Low Waste Living - Part III
Yesterday was the last day of Plastic Free July for this year. If you took the challenge, I hope it left you feeling inspired and full of new sustainable and empowering habits! Today marks this years 'Earth Overshoot Day', the day when humanity's annual demand on nature exceeds what our planet can renew in a year. August 1st is the earliest since our planet first went into "overshoot" in 1970, on the 29th of December. According to the Global Footprint Network, it now takes more than 1.7 earths to sustain our current way of life... 1.7 planets! I don't know about you, but my family and I have way more than what we need to be comfortable, and since we had already committed to a plastic free lifestyle two years ago, this July we decided to minimise our possessions and commit to a minimalistic and truly zero waste lifestyle.
For the past two years our family have been on a journey to reduce our waste drastically. As you may have read in my previous stories, this initiative started in the kitchen by eliminating all packaged food and unsustainable food choices, which later turned into a complete overhaul of our bathroom and laundry area. We received many questions from people on HOW we did it, (which I have gone into more detail about in previous stories), but the most important change for us was turning ourselves off "autopilot". In other words, becoming conscious of every single item that comes into our home (not to mention our minds and bodies!) and making sure our consumption; purchases and acquisitions, align with our values.
"Happiness is when what you think, what you say, and what you do are in harmony."
For us, switching habits and replacing products in the kitchen and bathroom, was no way near as challenging as conquering our "stuff". We spend a lot of time tidying up "stuff". Sometimes entire weekends gets allocated to staying on top of it. Despite it being normal for a family with young children to have a lot of stuff and a bit of chaos, I realised that 'normal' was never an ambition of mine. We had been decluttering room by room for months, but our efforts were getting us nowhere near the results we were after. That was until I attended a live event with Béa Johnson, the Queen of Zero Waste.

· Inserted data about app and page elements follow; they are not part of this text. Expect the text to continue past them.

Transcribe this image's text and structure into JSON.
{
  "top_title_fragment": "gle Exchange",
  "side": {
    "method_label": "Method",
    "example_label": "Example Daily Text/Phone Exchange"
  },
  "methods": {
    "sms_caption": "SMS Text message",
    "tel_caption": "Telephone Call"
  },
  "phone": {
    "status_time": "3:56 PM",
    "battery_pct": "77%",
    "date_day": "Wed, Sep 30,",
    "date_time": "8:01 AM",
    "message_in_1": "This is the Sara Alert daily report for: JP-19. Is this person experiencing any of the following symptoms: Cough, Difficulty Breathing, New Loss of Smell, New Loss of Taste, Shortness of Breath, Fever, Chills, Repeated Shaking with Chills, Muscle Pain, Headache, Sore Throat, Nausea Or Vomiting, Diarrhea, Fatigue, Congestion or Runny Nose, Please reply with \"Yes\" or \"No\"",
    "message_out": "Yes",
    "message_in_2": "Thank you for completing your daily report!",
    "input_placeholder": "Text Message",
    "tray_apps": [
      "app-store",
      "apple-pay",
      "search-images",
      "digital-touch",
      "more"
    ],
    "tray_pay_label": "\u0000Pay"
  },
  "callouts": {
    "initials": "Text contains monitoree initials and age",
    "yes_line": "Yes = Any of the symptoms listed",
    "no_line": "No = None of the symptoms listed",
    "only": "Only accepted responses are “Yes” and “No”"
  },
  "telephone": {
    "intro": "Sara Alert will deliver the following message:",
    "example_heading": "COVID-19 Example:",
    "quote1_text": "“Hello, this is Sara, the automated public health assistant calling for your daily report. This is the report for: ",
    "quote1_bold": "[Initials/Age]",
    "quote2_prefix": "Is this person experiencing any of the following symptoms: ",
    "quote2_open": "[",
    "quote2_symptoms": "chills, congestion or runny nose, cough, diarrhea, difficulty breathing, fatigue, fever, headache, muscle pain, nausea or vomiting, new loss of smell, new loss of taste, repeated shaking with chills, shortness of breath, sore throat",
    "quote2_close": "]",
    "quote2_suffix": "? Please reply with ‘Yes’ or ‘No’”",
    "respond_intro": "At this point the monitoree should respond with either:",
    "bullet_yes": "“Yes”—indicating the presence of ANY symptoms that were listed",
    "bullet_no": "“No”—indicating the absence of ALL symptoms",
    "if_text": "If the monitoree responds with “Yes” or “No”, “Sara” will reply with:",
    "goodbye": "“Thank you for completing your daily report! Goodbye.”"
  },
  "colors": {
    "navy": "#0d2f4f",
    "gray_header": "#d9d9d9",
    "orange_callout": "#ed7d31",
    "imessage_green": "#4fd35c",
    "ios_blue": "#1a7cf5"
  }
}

That night, I experienced one of those lightbulb moments. I remember sitting there thinking how much time we were wasting on looking after stuff we didn't need, instead of spending our time on the things we love! It was high time our family fully embraced MINIMALISM. It wasn't like I hadn't thought of it before, I watched the documentary 'The Minimalists' over two years ago, but now that Béa had given me some ideas of how to consciously dispose off our stuff, I was up for the challenge.
"Having takes away from being"
We are not big consumers, in fact we consume very little, yet our stuff had consumed us completely. Our wardrobe was our biggest challenge and we had to be ruthless this time around. We started by removed everything we hadn't worn in the past year, and everything that we could not see ourselves ever wearing again. To be honest, this was tough, but once we got into a flow and kept focusing on the end result, it became a little bit easier. We emptied the racks, drawers and shelves until only the absolute essentials were left. I am not yet fully where I want to be, where all my clothes fit in a carry-on bag and I don't have to worry about what to pack anymore (because I have space to bring everything!). This may sound drastic to some, but to me the idea is liberating!!
"Minimalism is the intentional promotion of the things we most value
and the removal of anything that distracts us from it"
We got the kids involved by helping them sell their unwanted toys, furniture and outgrown clothes. Through this exercise they got to see that their unwanted things still held a lot of value, and that it could be used again! We sold most things on gumtree and through a garage sale, and put all the money we made into the kids accounts. We donated our books to our local street library, and whatever we don't sell we are going to donate to people who need it better. I have found that selling stuff makes people value it more, and you can be sure it will be used again. Ripped clothes will be donated to H&M's clothes recycling program, and the remaining bits and pieces will be donated to Reverse Garbage, where it can hopefully be given a new life one day. The aim is for nothing to be sent to landfill and whatever replacement items we need in the future, we can get second hand!
There is already so much stuff out there, lets use what we have, restore and repair what can be salvaged and redistribute our stuff to people who need it better. We really do not need more all, in fact... we need less.